Each line that contains the word "Solutions" counts once; give the total for the records below and nothing else.

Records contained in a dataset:
_ _ _ _ _ _ _

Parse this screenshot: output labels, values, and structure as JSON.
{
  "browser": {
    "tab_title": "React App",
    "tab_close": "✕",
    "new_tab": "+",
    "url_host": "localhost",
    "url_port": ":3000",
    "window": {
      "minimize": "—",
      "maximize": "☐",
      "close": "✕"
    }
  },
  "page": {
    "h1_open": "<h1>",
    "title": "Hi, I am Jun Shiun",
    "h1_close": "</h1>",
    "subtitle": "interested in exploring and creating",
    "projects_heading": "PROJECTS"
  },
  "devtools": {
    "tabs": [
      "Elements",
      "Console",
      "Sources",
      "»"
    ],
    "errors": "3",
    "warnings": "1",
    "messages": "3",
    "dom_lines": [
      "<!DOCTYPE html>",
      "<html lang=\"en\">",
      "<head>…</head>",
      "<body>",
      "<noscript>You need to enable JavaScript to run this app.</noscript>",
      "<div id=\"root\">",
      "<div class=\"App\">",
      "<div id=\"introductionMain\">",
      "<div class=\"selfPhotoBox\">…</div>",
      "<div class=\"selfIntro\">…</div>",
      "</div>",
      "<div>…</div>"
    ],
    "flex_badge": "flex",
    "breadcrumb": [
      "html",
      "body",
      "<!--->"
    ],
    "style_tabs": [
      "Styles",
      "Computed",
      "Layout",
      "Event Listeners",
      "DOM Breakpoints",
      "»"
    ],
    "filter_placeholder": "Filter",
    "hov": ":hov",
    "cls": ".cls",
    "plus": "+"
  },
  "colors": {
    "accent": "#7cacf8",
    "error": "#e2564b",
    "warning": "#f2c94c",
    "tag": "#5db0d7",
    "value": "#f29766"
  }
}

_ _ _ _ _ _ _

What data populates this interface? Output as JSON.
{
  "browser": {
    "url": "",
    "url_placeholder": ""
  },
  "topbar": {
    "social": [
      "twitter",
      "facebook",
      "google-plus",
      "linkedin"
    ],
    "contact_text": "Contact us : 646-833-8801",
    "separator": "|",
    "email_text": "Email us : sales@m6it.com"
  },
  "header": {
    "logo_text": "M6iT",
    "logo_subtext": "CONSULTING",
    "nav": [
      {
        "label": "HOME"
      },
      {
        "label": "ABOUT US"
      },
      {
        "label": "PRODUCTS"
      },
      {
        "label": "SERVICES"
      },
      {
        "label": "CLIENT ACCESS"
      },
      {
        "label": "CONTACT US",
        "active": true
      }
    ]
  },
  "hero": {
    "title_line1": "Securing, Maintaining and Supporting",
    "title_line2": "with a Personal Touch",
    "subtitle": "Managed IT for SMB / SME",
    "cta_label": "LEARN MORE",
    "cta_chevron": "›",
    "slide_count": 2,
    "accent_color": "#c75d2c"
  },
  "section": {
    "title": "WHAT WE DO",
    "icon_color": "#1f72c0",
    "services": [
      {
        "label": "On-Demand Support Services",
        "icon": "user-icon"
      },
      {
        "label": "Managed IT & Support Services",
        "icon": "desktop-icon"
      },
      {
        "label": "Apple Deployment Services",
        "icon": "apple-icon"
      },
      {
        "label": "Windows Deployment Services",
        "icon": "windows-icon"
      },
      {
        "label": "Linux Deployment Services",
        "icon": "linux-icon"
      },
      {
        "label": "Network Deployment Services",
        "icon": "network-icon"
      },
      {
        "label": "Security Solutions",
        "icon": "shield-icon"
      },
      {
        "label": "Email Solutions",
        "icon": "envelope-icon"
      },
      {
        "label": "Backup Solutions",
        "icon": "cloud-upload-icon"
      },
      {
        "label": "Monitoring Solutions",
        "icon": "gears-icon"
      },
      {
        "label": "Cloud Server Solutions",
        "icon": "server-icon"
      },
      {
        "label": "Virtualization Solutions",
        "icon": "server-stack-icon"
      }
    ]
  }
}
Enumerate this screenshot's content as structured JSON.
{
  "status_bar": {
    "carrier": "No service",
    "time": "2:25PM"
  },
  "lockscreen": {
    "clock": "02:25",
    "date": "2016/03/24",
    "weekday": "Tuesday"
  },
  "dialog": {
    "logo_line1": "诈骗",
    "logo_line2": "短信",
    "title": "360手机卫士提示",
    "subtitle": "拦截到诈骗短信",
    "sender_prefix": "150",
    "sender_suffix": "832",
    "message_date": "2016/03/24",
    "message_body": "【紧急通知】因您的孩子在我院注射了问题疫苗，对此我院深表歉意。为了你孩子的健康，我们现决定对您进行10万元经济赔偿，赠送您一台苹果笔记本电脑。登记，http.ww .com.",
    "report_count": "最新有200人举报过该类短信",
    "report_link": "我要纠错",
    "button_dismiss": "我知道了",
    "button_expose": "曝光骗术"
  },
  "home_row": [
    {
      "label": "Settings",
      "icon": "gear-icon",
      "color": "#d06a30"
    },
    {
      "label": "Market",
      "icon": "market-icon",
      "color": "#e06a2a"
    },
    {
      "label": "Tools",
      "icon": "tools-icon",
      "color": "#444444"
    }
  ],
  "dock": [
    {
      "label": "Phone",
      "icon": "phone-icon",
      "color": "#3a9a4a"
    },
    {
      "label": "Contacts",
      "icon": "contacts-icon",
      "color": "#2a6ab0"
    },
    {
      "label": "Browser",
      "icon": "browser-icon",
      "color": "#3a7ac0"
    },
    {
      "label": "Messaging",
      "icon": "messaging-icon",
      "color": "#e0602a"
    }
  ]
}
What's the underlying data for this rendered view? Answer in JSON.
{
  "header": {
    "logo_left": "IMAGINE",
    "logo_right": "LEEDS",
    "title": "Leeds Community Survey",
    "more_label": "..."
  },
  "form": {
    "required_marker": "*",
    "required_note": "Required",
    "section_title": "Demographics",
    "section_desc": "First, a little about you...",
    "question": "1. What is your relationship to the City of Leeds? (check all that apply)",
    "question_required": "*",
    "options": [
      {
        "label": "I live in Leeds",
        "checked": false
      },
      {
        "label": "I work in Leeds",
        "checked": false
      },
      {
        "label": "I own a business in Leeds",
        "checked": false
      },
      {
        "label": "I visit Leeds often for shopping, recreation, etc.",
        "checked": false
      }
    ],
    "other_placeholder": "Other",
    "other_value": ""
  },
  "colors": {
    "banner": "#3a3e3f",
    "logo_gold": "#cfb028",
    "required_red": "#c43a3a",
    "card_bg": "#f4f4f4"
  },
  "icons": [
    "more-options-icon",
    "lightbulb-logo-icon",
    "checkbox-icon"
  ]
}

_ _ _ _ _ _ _

## RESULT OF THE TASK
6